**SUPPLIED ENTRIES**
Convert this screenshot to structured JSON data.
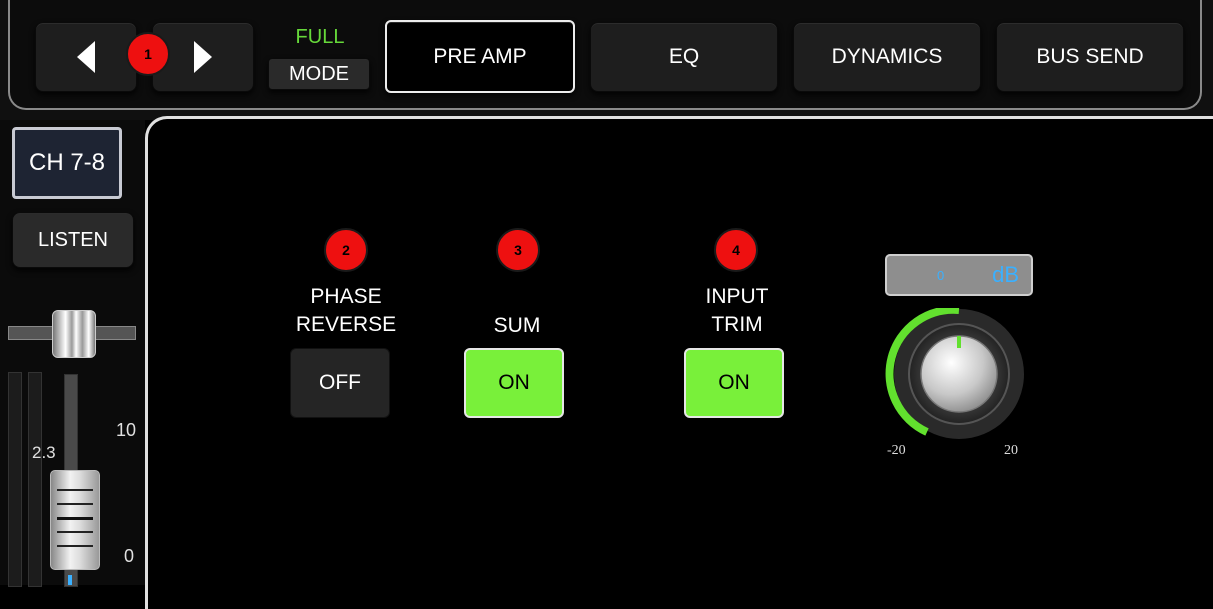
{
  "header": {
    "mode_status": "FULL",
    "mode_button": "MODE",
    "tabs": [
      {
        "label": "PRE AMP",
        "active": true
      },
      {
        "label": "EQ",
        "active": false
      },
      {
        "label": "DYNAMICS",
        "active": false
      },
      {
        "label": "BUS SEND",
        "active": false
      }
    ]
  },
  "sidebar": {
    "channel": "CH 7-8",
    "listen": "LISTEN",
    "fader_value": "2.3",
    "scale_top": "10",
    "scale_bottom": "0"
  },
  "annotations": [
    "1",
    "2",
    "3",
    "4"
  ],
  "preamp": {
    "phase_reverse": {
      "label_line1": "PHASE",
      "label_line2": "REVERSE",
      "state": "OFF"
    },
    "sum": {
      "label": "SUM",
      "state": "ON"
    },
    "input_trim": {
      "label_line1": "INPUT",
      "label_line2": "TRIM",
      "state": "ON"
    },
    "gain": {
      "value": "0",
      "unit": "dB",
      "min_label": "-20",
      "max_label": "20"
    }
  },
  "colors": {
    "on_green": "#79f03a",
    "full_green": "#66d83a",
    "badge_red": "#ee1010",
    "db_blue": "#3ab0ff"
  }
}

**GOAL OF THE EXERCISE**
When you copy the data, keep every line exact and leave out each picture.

**RESULT OF THIS EXERCISE**
Convert this screenshot to structured JSON data.
{
  "header": {
    "mode_status": "FULL",
    "mode_button": "MODE",
    "tabs": [
      {
        "label": "PRE AMP",
        "active": true
      },
      {
        "label": "EQ",
        "active": false
      },
      {
        "label": "DYNAMICS",
        "active": false
      },
      {
        "label": "BUS SEND",
        "active": false
      }
    ]
  },
  "sidebar": {
    "channel": "CH 7-8",
    "listen": "LISTEN",
    "fader_value": "2.3",
    "scale_top": "10",
    "scale_bottom": "0"
  },
  "annotations": [
    "1",
    "2",
    "3",
    "4"
  ],
  "preamp": {
    "phase_reverse": {
      "label_line1": "PHASE",
      "label_line2": "REVERSE",
      "state": "OFF"
    },
    "sum": {
      "label": "SUM",
      "state": "ON"
    },
    "input_trim": {
      "label_line1": "INPUT",
      "label_line2": "TRIM",
      "state": "ON"
    },
    "gain": {
      "value": "0",
      "unit": "dB",
      "min_label": "-20",
      "max_label": "20"
    }
  },
  "colors": {
    "on_green": "#79f03a",
    "full_green": "#66d83a",
    "badge_red": "#ee1010",
    "db_blue": "#3ab0ff"
  }
}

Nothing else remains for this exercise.